February 20, 2020

An older adult patient under the care of a young female doctorBy NCECE Staff

February is filled with heart-themed decorations for Valentine’s Day, but also provides the annual opportunity to focus on raising awareness around the prevalence and risk factors for heart disease through American Heart Month and the Go Red for Women movement on National Wear Red Day. 

According to the CDC, heart disease is the leading cause of death for men, women, and people of most racial and ethnic groups in the United States. Though, education about risk factors, prevention through diet and lifestyle changes, and signs and symptoms has improved the chances of survival of those living with heart disease.  

“We’ve made enormous progress combatting heart disease over the past 50 years,” said Anthony Rosenzweig, MD, Chief of Cardiology and Co-Director of the Corrigan-Minehan Heart Center at the Massachusetts General Hospital.

“But there are several reasons why heart disease remains the number one cause of death in many countries, and one of them is the growing older adult population, as aging is closely linked with most forms of this disease,” he said. “The good news is that there’s a lot you can do to prevent the most common forms of heart disease. The American Heart Association (AHA) has pointed out that seven relatively simple interventions can have a dramatic impact in reducing your risk.”

A graphic depicting seven icons corresponding to seven lifestyle habits to improve heart healthThe “Life’s Simple 7” that people can improve through lifestyle changes include:

1. Manage Blood Pressure

2. Control Cholesterol

3. Reducing Blood Sugar

4. Get Active

5. Eat Better

6. Lose Weight

7. Stop Smoking

More information about each of the “Life’s Simple 7” risk factors, including free infographics and articles, can be found on the AHA website at: https://www.heart.org/en/healthy-living/healthy-lifestyle/my-life-check--lifes-simple-7.
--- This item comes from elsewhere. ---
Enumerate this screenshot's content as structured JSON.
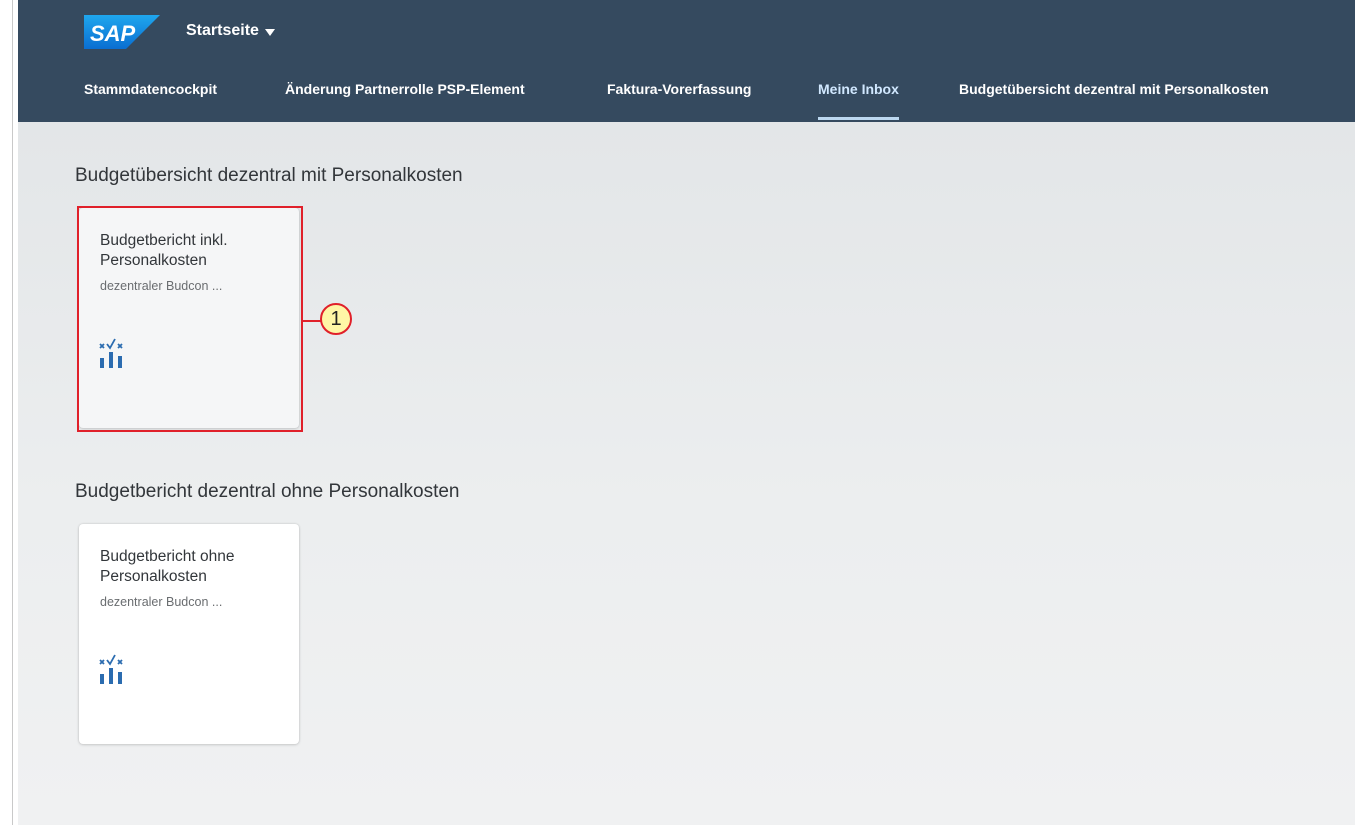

Additional heart disease facts and resources for clinicians are available on the CDC website at: https://www.cdc.gov/heartdisease/facts.htm.